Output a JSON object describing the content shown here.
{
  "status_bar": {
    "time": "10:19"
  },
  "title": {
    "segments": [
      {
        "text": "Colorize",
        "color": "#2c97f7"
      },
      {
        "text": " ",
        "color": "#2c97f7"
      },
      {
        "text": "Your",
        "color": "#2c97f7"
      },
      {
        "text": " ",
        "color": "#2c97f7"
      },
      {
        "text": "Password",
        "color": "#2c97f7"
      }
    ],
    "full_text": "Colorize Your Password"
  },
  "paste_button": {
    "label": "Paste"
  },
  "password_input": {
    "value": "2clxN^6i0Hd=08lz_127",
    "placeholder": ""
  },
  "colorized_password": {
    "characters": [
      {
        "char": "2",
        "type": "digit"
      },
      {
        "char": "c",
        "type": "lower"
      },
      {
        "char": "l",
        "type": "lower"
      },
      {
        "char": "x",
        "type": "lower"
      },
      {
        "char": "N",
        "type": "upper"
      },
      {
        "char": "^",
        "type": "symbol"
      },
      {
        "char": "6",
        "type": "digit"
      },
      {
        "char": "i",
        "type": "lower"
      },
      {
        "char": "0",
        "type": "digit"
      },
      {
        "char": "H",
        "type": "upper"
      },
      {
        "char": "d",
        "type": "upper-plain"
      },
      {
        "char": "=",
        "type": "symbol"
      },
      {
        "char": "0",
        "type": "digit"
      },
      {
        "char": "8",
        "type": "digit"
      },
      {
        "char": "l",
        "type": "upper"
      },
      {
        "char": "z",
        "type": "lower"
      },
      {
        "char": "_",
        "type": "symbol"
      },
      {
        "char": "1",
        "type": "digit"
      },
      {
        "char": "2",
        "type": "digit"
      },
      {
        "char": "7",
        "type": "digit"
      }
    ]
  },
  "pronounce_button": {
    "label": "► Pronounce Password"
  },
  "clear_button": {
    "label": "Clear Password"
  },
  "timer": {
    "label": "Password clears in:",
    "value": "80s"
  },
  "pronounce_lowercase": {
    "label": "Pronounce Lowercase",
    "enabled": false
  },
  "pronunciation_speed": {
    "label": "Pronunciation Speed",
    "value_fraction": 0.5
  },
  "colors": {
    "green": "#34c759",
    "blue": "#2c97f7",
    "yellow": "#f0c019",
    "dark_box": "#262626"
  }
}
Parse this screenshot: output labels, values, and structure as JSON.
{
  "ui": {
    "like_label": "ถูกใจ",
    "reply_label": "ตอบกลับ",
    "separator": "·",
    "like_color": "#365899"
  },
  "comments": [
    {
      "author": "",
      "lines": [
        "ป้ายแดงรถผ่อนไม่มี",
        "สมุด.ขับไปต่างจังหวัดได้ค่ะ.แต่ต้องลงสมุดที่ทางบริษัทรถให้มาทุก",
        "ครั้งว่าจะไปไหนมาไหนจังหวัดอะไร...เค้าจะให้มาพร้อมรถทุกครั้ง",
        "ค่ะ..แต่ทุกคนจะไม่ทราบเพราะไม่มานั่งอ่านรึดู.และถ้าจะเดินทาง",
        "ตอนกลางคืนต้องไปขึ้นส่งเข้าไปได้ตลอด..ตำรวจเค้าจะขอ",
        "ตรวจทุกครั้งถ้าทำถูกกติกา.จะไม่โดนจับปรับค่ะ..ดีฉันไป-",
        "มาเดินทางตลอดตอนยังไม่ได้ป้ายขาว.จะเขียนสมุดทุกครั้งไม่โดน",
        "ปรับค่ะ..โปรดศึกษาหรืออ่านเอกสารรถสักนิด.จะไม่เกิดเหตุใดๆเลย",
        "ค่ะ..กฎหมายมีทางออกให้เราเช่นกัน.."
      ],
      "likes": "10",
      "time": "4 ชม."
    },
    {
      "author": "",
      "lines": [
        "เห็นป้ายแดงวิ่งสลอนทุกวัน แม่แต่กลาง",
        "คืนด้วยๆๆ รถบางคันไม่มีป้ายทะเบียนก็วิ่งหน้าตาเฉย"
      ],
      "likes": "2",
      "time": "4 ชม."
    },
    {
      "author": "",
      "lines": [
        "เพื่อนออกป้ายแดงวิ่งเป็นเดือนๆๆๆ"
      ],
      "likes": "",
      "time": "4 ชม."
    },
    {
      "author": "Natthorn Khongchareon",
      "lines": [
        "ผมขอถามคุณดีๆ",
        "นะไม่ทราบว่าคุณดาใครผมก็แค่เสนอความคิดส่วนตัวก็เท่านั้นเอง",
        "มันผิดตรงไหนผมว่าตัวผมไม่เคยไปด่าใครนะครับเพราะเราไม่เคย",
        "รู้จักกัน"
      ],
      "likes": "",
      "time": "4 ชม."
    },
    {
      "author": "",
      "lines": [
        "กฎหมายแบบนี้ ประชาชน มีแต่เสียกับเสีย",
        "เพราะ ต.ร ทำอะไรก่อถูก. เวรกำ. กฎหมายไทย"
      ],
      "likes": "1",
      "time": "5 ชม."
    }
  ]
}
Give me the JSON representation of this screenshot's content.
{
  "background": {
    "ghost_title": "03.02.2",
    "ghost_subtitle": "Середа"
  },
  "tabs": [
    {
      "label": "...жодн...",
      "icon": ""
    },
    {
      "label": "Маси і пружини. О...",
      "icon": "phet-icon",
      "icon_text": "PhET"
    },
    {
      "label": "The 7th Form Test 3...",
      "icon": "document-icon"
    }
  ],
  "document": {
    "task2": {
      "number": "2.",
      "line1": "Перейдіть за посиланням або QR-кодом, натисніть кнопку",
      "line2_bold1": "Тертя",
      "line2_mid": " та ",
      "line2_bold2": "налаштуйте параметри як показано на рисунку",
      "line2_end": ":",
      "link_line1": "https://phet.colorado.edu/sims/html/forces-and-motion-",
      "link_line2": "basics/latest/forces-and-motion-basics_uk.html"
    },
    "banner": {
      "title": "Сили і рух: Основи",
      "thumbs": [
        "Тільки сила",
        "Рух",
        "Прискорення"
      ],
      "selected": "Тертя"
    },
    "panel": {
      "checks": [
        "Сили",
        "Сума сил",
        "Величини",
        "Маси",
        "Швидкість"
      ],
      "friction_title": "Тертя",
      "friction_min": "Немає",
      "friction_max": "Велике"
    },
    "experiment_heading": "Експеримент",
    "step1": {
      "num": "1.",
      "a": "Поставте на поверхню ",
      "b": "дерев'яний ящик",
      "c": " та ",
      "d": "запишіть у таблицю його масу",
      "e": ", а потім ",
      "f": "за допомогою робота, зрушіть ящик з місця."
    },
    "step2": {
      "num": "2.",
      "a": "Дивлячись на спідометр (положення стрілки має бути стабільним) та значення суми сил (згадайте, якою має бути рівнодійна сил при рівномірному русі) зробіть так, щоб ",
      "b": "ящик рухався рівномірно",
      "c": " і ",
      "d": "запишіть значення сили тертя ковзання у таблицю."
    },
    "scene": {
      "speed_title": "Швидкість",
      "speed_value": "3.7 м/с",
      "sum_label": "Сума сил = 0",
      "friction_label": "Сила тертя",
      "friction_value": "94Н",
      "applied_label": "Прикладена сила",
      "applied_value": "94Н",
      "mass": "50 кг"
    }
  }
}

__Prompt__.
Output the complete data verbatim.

__Answer box__.
Output a JSON object describing the content shown here.
{
  "status_bar": {
    "time": "10:19"
  },
  "title": {
    "segments": [
      {
        "text": "Colorize",
        "color": "#2c97f7"
      },
      {
        "text": " ",
        "color": "#2c97f7"
      },
      {
        "text": "Your",
        "color": "#2c97f7"
      },
      {
        "text": " ",
        "color": "#2c97f7"
      },
      {
        "text": "Password",
        "color": "#2c97f7"
      }
    ],
    "full_text": "Colorize Your Password"
  },
  "paste_button": {
    "label": "Paste"
  },
  "password_input": {
    "value": "2clxN^6i0Hd=08lz_127",
    "placeholder": ""
  },
  "colorized_password": {
    "characters": [
      {
        "char": "2",
        "type": "digit"
      },
      {
        "char": "c",
        "type": "lower"
      },
      {
        "char": "l",
        "type": "lower"
      },
      {
        "char": "x",
        "type": "lower"
      },
      {
        "char": "N",
        "type": "upper"
      },
      {
        "char": "^",
        "type": "symbol"
      },
      {
        "char": "6",
        "type": "digit"
      },
      {
        "char": "i",
        "type": "lower"
      },
      {
        "char": "0",
        "type": "digit"
      },
      {
        "char": "H",
        "type": "upper"
      },
      {
        "char": "d",
        "type": "upper-plain"
      },
      {
        "char": "=",
        "type": "symbol"
      },
      {
        "char": "0",
        "type": "digit"
      },
      {
        "char": "8",
        "type": "digit"
      },
      {
        "char": "l",
        "type": "upper"
      },
      {
        "char": "z",
        "type": "lower"
      },
      {
        "char": "_",
        "type": "symbol"
      },
      {
        "char": "1",
        "type": "digit"
      },
      {
        "char": "2",
        "type": "digit"
      },
      {
        "char": "7",
        "type": "digit"
      }
    ]
  },
  "pronounce_button": {
    "label": "► Pronounce Password"
  },
  "clear_button": {
    "label": "Clear Password"
  },
  "timer": {
    "label": "Password clears in:",
    "value": "80s"
  },
  "pronounce_lowercase": {
    "label": "Pronounce Lowercase",
    "enabled": false
  },
  "pronunciation_speed": {
    "label": "Pronunciation Speed",
    "value_fraction": 0.5
  },
  "colors": {
    "green": "#34c759",
    "blue": "#2c97f7",
    "yellow": "#f0c019",
    "dark_box": "#262626"
  }
}
Parse this screenshot: output labels, values, and structure as JSON.
{
  "ui": {
    "like_label": "ถูกใจ",
    "reply_label": "ตอบกลับ",
    "separator": "·",
    "like_color": "#365899"
  },
  "comments": [
    {
      "author": "",
      "lines": [
        "ป้ายแดงรถผ่อนไม่มี",
        "สมุด.ขับไปต่างจังหวัดได้ค่ะ.แต่ต้องลงสมุดที่ทางบริษัทรถให้มาทุก",
        "ครั้งว่าจะไปไหนมาไหนจังหวัดอะไร...เค้าจะให้มาพร้อมรถทุกครั้ง",
        "ค่ะ..แต่ทุกคนจะไม่ทราบเพราะไม่มานั่งอ่านรึดู.และถ้าจะเดินทาง",
        "ตอนกลางคืนต้องไปขึ้นส่งเข้าไปได้ตลอด..ตำรวจเค้าจะขอ",
        "ตรวจทุกครั้งถ้าทำถูกกติกา.จะไม่โดนจับปรับค่ะ..ดีฉันไป-",
        "มาเดินทางตลอดตอนยังไม่ได้ป้ายขาว.จะเขียนสมุดทุกครั้งไม่โดน",
        "ปรับค่ะ..โปรดศึกษาหรืออ่านเอกสารรถสักนิด.จะไม่เกิดเหตุใดๆเลย",
        "ค่ะ..กฎหมายมีทางออกให้เราเช่นกัน.."
      ],
      "likes": "10",
      "time": "4 ชม."
    },
    {
      "author": "",
      "lines": [
        "เห็นป้ายแดงวิ่งสลอนทุกวัน แม่แต่กลาง",
        "คืนด้วยๆๆ รถบางคันไม่มีป้ายทะเบียนก็วิ่งหน้าตาเฉย"
      ],
      "likes": "2",
      "time": "4 ชม."
    },
    {
      "author": "",
      "lines": [
        "เพื่อนออกป้ายแดงวิ่งเป็นเดือนๆๆๆ"
      ],
      "likes": "",
      "time": "4 ชม."
    },
    {
      "author": "Natthorn Khongchareon",
      "lines": [
        "ผมขอถามคุณดีๆ",
        "นะไม่ทราบว่าคุณดาใครผมก็แค่เสนอความคิดส่วนตัวก็เท่านั้นเอง",
        "มันผิดตรงไหนผมว่าตัวผมไม่เคยไปด่าใครนะครับเพราะเราไม่เคย",
        "รู้จักกัน"
      ],
      "likes": "",
      "time": "4 ชม."
    },
    {
      "author": "",
      "lines": [
        "กฎหมายแบบนี้ ประชาชน มีแต่เสียกับเสีย",
        "เพราะ ต.ร ทำอะไรก่อถูก. เวรกำ. กฎหมายไทย"
      ],
      "likes": "1",
      "time": "5 ชม."
    }
  ]
}
Give me the JSON representation of this screenshot's content.
{
  "background": {
    "ghost_title": "03.02.2",
    "ghost_subtitle": "Середа"
  },
  "tabs": [
    {
      "label": "...жодн...",
      "icon": ""
    },
    {
      "label": "Маси і пружини. О...",
      "icon": "phet-icon",
      "icon_text": "PhET"
    },
    {
      "label": "The 7th Form Test 3...",
      "icon": "document-icon"
    }
  ],
  "document": {
    "task2": {
      "number": "2.",
      "line1": "Перейдіть за посиланням або QR-кодом, натисніть кнопку",
      "line2_bold1": "Тертя",
      "line2_mid": " та ",
      "line2_bold2": "налаштуйте параметри як показано на рисунку",
      "line2_end": ":",
      "link_line1": "https://phet.colorado.edu/sims/html/forces-and-motion-",
      "link_line2": "basics/latest/forces-and-motion-basics_uk.html"
    },
    "banner": {
      "title": "Сили і рух: Основи",
      "thumbs": [
        "Тільки сила",
        "Рух",
        "Прискорення"
      ],
      "selected": "Тертя"
    },
    "panel": {
      "checks": [
        "Сили",
        "Сума сил",
        "Величини",
        "Маси",
        "Швидкість"
      ],
      "friction_title": "Тертя",
      "friction_min": "Немає",
      "friction_max": "Велике"
    },
    "experiment_heading": "Експеримент",
    "step1": {
      "num": "1.",
      "a": "Поставте на поверхню ",
      "b": "дерев'яний ящик",
      "c": " та ",
      "d": "запишіть у таблицю його масу",
      "e": ", а потім ",
      "f": "за допомогою робота, зрушіть ящик з місця."
    },
    "step2": {
      "num": "2.",
      "a": "Дивлячись на спідометр (положення стрілки має бути стабільним) та значення суми сил (згадайте, якою має бути рівнодійна сил при рівномірному русі) зробіть так, щоб ",
      "b": "ящик рухався рівномірно",
      "c": " і ",
      "d": "запишіть значення сили тертя ковзання у таблицю."
    },
    "scene": {
      "speed_title": "Швидкість",
      "speed_value": "3.7 м/с",
      "sum_label": "Сума сил = 0",
      "friction_label": "Сила тертя",
      "friction_value": "94Н",
      "applied_label": "Прикладена сила",
      "applied_value": "94Н",
      "mass": "50 кг"
    }
  }
}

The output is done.